Problem statement.
Quote every line below exactly and skip any picture.

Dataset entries
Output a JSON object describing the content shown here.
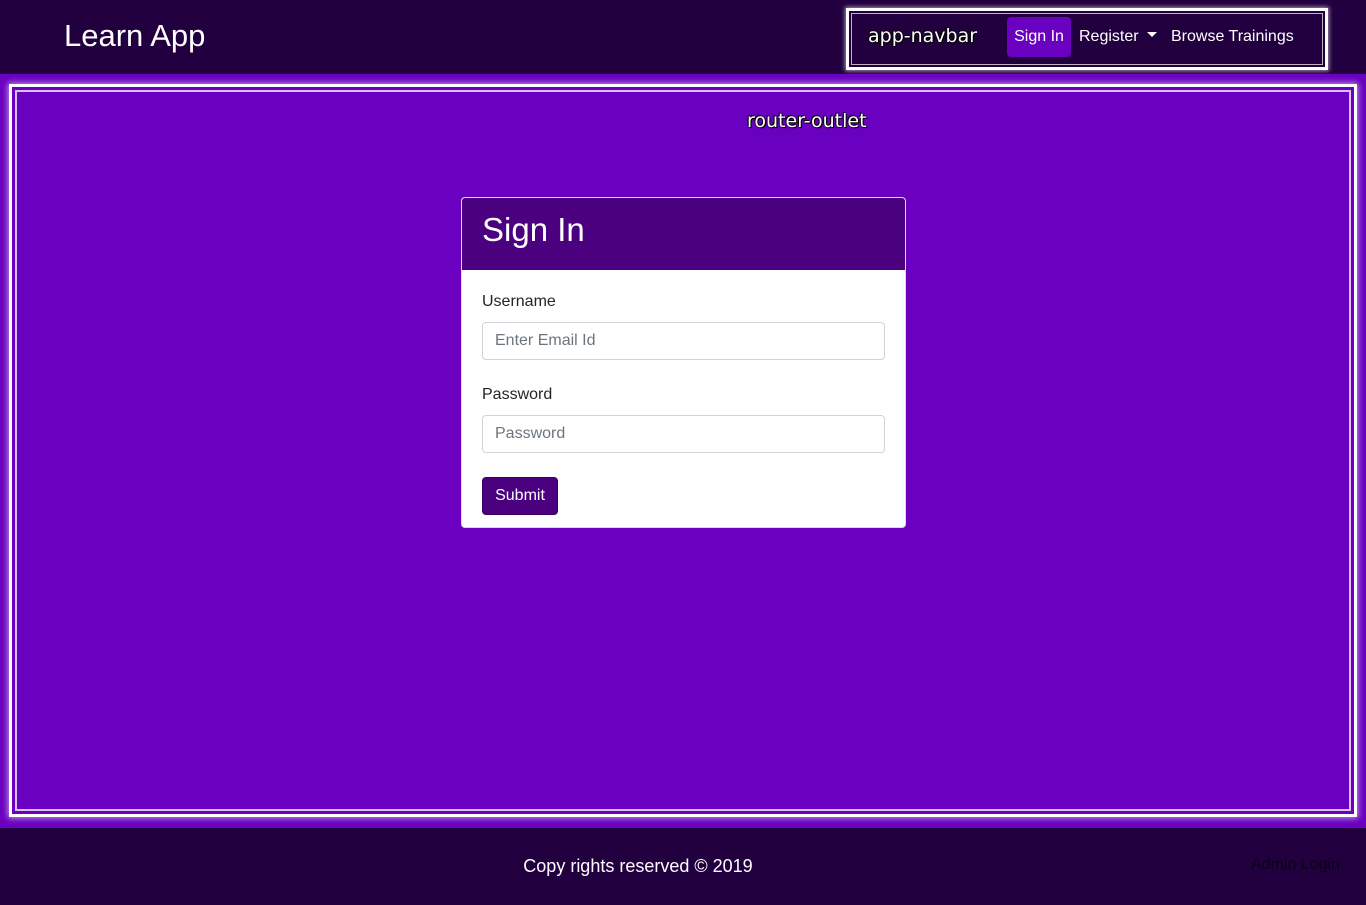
{
  "app": {
    "title": "Learn App"
  },
  "navbar": {
    "debug_label": "app-navbar",
    "items": [
      {
        "label": "Sign In",
        "active": true
      },
      {
        "label": "Register",
        "has_dropdown": true
      },
      {
        "label": "Browse Trainings"
      }
    ]
  },
  "outlet": {
    "debug_label": "router-outlet"
  },
  "signin_card": {
    "title": "Sign In",
    "username_label": "Username",
    "username_placeholder": "Enter Email Id",
    "password_label": "Password",
    "password_placeholder": "Password",
    "submit_label": "Submit"
  },
  "footer": {
    "copyright": "Copy rights reserved © 2019",
    "admin_link": "Admin Login"
  },
  "colors": {
    "header_bg": "#22003f",
    "page_bg": "#6a00c0",
    "card_header_bg": "#4a007f",
    "button_bg": "#4a007f"
  }
}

Output below.
Output a JSON object describing the content shown here.
{
  "app": {
    "title": "Learn App"
  },
  "navbar": {
    "debug_label": "app-navbar",
    "items": [
      {
        "label": "Sign In",
        "active": true
      },
      {
        "label": "Register",
        "has_dropdown": true
      },
      {
        "label": "Browse Trainings"
      }
    ]
  },
  "outlet": {
    "debug_label": "router-outlet"
  },
  "signin_card": {
    "title": "Sign In",
    "username_label": "Username",
    "username_placeholder": "Enter Email Id",
    "password_label": "Password",
    "password_placeholder": "Password",
    "submit_label": "Submit"
  },
  "footer": {
    "copyright": "Copy rights reserved © 2019",
    "admin_link": "Admin Login"
  },
  "colors": {
    "header_bg": "#22003f",
    "page_bg": "#6a00c0",
    "card_header_bg": "#4a007f",
    "button_bg": "#4a007f"
  }
}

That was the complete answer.